## Aim of the exercise
Scan the material below, then work out how many of its lines contain the word "comment"; reply with that number only.

^^^^^^^^^^^^^^^^

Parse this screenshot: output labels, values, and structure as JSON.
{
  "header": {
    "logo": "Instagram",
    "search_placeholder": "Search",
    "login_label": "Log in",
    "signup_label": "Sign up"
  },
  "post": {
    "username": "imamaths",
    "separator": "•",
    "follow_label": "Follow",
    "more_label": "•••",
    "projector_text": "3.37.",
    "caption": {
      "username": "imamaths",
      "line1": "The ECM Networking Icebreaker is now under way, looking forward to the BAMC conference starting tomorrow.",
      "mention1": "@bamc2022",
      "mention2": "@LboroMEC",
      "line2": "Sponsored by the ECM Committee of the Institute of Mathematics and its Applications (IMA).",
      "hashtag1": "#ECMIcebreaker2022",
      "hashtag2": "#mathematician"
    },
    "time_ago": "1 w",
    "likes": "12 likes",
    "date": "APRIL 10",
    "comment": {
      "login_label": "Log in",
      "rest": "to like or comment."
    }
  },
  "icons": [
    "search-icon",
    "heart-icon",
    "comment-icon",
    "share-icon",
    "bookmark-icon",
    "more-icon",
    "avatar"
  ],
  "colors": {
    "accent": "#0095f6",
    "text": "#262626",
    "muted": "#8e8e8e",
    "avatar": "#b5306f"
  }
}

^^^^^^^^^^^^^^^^

## Answer to the problem
3